Fourteen days before the election, is it too early to write Rosalind Kurita’s political obituary? Nah, her write-in campaign doesn’t stand a chance. The problem is, I can’t decide what to say about her. Is she a villain or a hero in the little tragicomedy in which she’s starring?
Here are three possible ways to see her:
(1) As a martyr who sacrificed her own political career in an act of conscience by voting against an old fool who didn’t know when to quit. (Wilder definitely needed to go. No argument there.)
(2) As a Judas who betrayed her own party by voting to give Senate control to the Republicans for the first time since Reconstruction in return for a new title and comfier office. (Does anyone believe Kurita’s claims that she didn’t cut a deal with Ramsey?)
(3) As a combination of the above.
I’m leaning toward No. 3 myself. Which leaves open the question of whether she deserved to have her nomination stripped away.
Here’s another question: Would this happen to a man? Kurita was always disliked within the Senate’s old boys’ network. These are the guys, remember, who embrace Doug Henry as a great statesman. Henry’s idea of women’s rights might have been seen as only slightly backward in Victorian England.
Kurita was too assertive for these senators. They prefer their women senators like Charlotte Burks—silent. As one Democratic operative said recently of Kurita, “She’s a bitch.”
If a male senator did what she did, I think he might have been forgiven.
Kurita won’t acknowledge it, but she seems to know her career is over. She’s fatalistic about it. Recently, she explained her vote against Wilder this way:

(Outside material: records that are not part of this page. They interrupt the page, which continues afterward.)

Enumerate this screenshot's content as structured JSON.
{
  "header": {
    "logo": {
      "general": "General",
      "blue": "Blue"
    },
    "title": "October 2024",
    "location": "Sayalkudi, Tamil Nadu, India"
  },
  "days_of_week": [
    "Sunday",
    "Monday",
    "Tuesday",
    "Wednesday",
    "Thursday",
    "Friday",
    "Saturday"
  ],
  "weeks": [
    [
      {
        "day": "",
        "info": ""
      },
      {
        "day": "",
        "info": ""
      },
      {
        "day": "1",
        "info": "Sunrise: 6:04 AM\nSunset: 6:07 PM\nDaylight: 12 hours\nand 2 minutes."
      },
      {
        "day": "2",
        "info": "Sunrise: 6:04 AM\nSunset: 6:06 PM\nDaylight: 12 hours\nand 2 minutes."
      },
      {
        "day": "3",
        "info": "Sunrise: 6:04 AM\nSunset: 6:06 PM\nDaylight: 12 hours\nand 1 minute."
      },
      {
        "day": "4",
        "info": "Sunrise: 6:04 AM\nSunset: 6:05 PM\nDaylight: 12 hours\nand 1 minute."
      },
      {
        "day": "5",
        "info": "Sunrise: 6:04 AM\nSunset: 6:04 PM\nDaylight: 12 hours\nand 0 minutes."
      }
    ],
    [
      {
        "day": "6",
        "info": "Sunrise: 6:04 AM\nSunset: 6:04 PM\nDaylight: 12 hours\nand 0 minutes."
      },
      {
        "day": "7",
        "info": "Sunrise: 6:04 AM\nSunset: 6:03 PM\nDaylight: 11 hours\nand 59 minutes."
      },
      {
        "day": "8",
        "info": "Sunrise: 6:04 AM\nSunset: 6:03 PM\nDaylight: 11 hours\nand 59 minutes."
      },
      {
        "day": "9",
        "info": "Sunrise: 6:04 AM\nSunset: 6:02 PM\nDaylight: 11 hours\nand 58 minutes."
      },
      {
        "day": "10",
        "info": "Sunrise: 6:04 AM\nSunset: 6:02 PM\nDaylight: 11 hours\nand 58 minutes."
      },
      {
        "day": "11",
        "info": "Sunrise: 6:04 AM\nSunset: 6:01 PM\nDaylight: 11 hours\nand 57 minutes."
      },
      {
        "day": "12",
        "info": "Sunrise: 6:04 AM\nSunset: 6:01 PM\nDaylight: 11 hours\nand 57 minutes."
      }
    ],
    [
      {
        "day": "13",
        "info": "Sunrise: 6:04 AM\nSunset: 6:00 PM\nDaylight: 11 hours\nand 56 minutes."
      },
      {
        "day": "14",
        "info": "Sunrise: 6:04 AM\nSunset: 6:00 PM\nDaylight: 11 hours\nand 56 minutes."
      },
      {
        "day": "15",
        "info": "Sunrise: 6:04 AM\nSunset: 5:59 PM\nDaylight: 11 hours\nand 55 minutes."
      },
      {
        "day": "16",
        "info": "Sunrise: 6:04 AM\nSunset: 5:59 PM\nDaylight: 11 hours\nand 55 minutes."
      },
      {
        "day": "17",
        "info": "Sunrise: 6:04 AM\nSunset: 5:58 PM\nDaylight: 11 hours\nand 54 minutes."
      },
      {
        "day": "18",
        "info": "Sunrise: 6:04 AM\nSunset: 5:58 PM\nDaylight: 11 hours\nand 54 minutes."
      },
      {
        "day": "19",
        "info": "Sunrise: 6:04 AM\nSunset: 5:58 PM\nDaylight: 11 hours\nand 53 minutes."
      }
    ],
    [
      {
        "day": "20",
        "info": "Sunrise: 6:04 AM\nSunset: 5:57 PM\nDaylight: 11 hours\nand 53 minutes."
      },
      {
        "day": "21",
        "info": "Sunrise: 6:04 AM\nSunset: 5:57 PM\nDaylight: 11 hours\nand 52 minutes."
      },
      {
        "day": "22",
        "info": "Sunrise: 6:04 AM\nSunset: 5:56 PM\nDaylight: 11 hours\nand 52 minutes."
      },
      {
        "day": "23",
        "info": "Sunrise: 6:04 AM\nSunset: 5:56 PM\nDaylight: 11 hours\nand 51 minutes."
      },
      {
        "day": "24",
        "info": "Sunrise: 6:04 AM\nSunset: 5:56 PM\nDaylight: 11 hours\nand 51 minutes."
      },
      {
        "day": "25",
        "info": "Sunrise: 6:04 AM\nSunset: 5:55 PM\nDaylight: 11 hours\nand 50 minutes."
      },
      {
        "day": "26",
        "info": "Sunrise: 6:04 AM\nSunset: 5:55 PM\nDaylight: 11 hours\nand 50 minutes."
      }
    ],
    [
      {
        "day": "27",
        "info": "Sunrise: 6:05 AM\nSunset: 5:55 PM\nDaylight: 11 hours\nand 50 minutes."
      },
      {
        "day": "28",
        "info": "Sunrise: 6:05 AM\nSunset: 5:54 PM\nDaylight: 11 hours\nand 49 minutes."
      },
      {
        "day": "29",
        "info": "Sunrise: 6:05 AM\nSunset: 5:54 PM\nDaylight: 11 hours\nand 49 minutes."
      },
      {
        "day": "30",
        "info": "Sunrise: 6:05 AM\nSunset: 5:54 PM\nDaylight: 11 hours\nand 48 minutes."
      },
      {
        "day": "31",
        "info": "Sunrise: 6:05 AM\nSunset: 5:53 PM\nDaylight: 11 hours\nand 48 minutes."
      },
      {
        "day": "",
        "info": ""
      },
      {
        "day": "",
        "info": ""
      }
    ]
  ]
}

“Every year we had the same situation of just dividing things up so that nothing really happened. And it was going to go on forever. I really made a vote of conscience. I had to think about this. I knew there would be a high consequence. And even if this is the consequence, I make no apology. I did what I had to do. If there’s price that has to be paid and if it’s me that has to pay it, I’m fine with it.”

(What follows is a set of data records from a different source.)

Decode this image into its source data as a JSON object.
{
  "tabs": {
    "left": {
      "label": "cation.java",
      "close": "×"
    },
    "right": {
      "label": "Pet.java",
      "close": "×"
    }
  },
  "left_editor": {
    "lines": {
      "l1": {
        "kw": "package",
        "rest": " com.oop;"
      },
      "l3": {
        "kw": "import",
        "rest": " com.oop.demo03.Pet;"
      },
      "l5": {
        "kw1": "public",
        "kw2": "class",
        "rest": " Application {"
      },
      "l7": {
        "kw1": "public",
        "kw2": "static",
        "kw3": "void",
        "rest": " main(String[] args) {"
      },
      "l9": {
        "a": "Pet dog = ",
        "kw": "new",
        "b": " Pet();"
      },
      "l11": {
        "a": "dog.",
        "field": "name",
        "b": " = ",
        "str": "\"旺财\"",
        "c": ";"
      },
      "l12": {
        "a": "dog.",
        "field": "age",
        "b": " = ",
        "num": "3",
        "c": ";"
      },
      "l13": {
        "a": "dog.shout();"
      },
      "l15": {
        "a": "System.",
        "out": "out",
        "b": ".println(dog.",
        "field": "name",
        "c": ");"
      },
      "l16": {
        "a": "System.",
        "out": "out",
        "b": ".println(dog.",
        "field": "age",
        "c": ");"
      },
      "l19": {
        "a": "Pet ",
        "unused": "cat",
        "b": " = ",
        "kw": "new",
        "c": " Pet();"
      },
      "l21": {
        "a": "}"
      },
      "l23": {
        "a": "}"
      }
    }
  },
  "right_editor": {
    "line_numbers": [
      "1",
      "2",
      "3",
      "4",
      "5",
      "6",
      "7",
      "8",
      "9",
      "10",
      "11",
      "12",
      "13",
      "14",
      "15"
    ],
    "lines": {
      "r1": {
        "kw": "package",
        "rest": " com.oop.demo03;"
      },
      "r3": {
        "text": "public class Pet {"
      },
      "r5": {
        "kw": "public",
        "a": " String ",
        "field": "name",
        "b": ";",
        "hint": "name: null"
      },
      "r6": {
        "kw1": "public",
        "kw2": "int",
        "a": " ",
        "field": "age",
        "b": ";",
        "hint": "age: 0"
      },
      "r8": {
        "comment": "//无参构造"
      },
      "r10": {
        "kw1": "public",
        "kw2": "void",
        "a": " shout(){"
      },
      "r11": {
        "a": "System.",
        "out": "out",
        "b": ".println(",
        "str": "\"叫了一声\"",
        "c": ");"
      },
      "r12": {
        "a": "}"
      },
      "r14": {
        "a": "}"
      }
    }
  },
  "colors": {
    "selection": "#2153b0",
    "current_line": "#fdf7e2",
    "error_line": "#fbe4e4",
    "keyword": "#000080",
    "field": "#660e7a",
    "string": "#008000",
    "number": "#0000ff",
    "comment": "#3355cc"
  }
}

For more on Kurita and her write-in campaign, see this week’s Scene